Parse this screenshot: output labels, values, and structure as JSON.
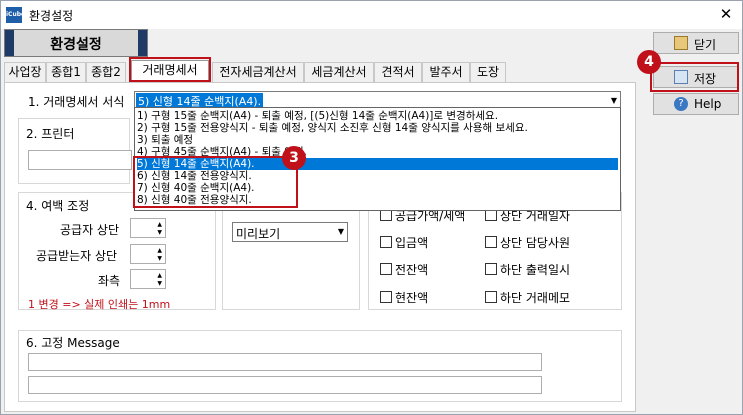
{
  "window": {
    "title": "환경설정",
    "app_icon": "iCube"
  },
  "banner": {
    "title": "환경설정"
  },
  "tabs": [
    {
      "label": "사업장"
    },
    {
      "label": "종합1"
    },
    {
      "label": "종합2"
    },
    {
      "label": "거래명세서",
      "active": true
    },
    {
      "label": "전자세금계산서"
    },
    {
      "label": "세금계산서"
    },
    {
      "label": "견적서"
    },
    {
      "label": "발주서"
    },
    {
      "label": "도장"
    }
  ],
  "sections": {
    "format": {
      "label": "1. 거래명세서 서식",
      "selected": "5) 신형 14줄 순백지(A4)."
    },
    "printer": {
      "label": "2. 프린터"
    },
    "margin": {
      "label": "4. 여백 조정",
      "supplier_top": "공급자 상단",
      "receiver_top": "공급받는자 상단",
      "left": "좌측",
      "note": "1 변경 => 실제 인쇄는 1mm"
    },
    "preview": {
      "value": "미리보기"
    },
    "message": {
      "label": "6. 고정 Message"
    }
  },
  "dropdown_options": [
    "1) 구형 15줄 순백지(A4) - 퇴출 예정, [(5)신형 14줄 순백지(A4)]로 변경하세요.",
    "2) 구형 15줄 전용양식지 - 퇴출 예정, 양식지 소진후 신형 14줄 양식지를 사용해 보세요.",
    "3) 퇴출 예정",
    "4) 구형 45줄 순백지(A4) - 퇴출 예정.",
    "5) 신형 14줄 순백지(A4).",
    "6) 신형 14줄 전용양식지.",
    "7) 신형 40줄 순백지(A4).",
    "8) 신형 40줄 전용양식지."
  ],
  "checkboxes": {
    "left": [
      "공급가액/세액",
      "입금액",
      "전잔액",
      "현잔액"
    ],
    "right": [
      "상단 거래일자",
      "상단 담당사원",
      "하단 출력일시",
      "하단 거래메모"
    ]
  },
  "buttons": {
    "close": "닫기",
    "save": "저장",
    "help": "Help"
  },
  "badges": {
    "dropdown_step": "3",
    "save_step": "4"
  },
  "colors": {
    "highlight": "#0078d7",
    "annotation_red": "#c0101a",
    "banner_dark": "#1d3b66"
  }
}
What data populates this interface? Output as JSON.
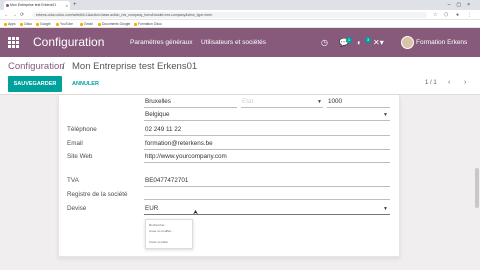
{
  "browser": {
    "tab_title": "Mon Entreprise test Erkens01",
    "url": "erkens-odoo.odoo.com/web#id=1&action=base.action_res_company_form&model=res.company&view_type=form",
    "bookmarks": [
      "Apps",
      "Odoo",
      "Google",
      "YouTube",
      "Gmail",
      "Documents Google",
      "Formation Odoo"
    ]
  },
  "navbar": {
    "brand": "Configuration",
    "menu_general": "Paramètres généraux",
    "menu_users": "Utilisateurs et sociétés",
    "chat_badge": "1",
    "activity_badge": "3",
    "username": "Formation Erkens"
  },
  "breadcrumb": {
    "parent": "Configuration",
    "separator": "/",
    "current": "Mon Entreprise test Erkens01"
  },
  "buttons": {
    "save": "SAUVEGARDER",
    "cancel": "ANNULER"
  },
  "pager": {
    "value": "1 / 1",
    "prev": "‹",
    "next": "›"
  },
  "form": {
    "city": "Bruxelles",
    "state_placeholder": "Etat",
    "zip": "1000",
    "country": "Belgique",
    "phone_label": "Téléphone",
    "phone": "02 249 11 22",
    "email_label": "Email",
    "email": "formation@reterkens.be",
    "website_label": "Site Web",
    "website": "http://www.yourcompany.com",
    "vat_label": "TVA",
    "vat": "BE0477472701",
    "registry_label": "Registre de la société",
    "currency_label": "Devise",
    "currency": "EUR"
  },
  "autocomplete": [
    "Rechercher...",
    "Créer et modifier...",
    "Créer et éditer"
  ]
}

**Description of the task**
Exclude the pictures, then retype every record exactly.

**Answer for the task**
Parse this screenshot: output labels, values, and structure as JSON.
{
  "window": {
    "title": "환경설정",
    "app_icon": "iCube"
  },
  "banner": {
    "title": "환경설정"
  },
  "tabs": [
    {
      "label": "사업장"
    },
    {
      "label": "종합1"
    },
    {
      "label": "종합2"
    },
    {
      "label": "거래명세서",
      "active": true
    },
    {
      "label": "전자세금계산서"
    },
    {
      "label": "세금계산서"
    },
    {
      "label": "견적서"
    },
    {
      "label": "발주서"
    },
    {
      "label": "도장"
    }
  ],
  "sections": {
    "format": {
      "label": "1. 거래명세서 서식",
      "selected": "5) 신형 14줄 순백지(A4)."
    },
    "printer": {
      "label": "2. 프린터"
    },
    "margin": {
      "label": "4. 여백 조정",
      "supplier_top": "공급자 상단",
      "receiver_top": "공급받는자 상단",
      "left": "좌측",
      "note": "1 변경 => 실제 인쇄는 1mm"
    },
    "preview": {
      "value": "미리보기"
    },
    "message": {
      "label": "6. 고정 Message"
    }
  },
  "dropdown_options": [
    "1) 구형 15줄 순백지(A4) - 퇴출 예정, [(5)신형 14줄 순백지(A4)]로 변경하세요.",
    "2) 구형 15줄 전용양식지 - 퇴출 예정, 양식지 소진후 신형 14줄 양식지를 사용해 보세요.",
    "3) 퇴출 예정",
    "4) 구형 45줄 순백지(A4) - 퇴출 예정.",
    "5) 신형 14줄 순백지(A4).",
    "6) 신형 14줄 전용양식지.",
    "7) 신형 40줄 순백지(A4).",
    "8) 신형 40줄 전용양식지."
  ],
  "checkboxes": {
    "left": [
      "공급가액/세액",
      "입금액",
      "전잔액",
      "현잔액"
    ],
    "right": [
      "상단 거래일자",
      "상단 담당사원",
      "하단 출력일시",
      "하단 거래메모"
    ]
  },
  "buttons": {
    "close": "닫기",
    "save": "저장",
    "help": "Help"
  },
  "badges": {
    "dropdown_step": "3",
    "save_step": "4"
  },
  "colors": {
    "highlight": "#0078d7",
    "annotation_red": "#c0101a",
    "banner_dark": "#1d3b66"
  }
}
What data populates this interface? Output as JSON.
{
  "browser": {
    "tab_title": "Mon Entreprise test Erkens01",
    "url": "erkens-odoo.odoo.com/web#id=1&action=base.action_res_company_form&model=res.company&view_type=form",
    "bookmarks": [
      "Apps",
      "Odoo",
      "Google",
      "YouTube",
      "Gmail",
      "Documents Google",
      "Formation Odoo"
    ]
  },
  "navbar": {
    "brand": "Configuration",
    "menu_general": "Paramètres généraux",
    "menu_users": "Utilisateurs et sociétés",
    "chat_badge": "1",
    "activity_badge": "3",
    "username": "Formation Erkens"
  },
  "breadcrumb": {
    "parent": "Configuration",
    "separator": "/",
    "current": "Mon Entreprise test Erkens01"
  },
  "buttons": {
    "save": "SAUVEGARDER",
    "cancel": "ANNULER"
  },
  "pager": {
    "value": "1 / 1",
    "prev": "‹",
    "next": "›"
  },
  "form": {
    "city": "Bruxelles",
    "state_placeholder": "Etat",
    "zip": "1000",
    "country": "Belgique",
    "phone_label": "Téléphone",
    "phone": "02 249 11 22",
    "email_label": "Email",
    "email": "formation@reterkens.be",
    "website_label": "Site Web",
    "website": "http://www.yourcompany.com",
    "vat_label": "TVA",
    "vat": "BE0477472701",
    "registry_label": "Registre de la société",
    "currency_label": "Devise",
    "currency": "EUR"
  },
  "autocomplete": [
    "Rechercher...",
    "Créer et modifier...",
    "Créer et éditer"
  ]
}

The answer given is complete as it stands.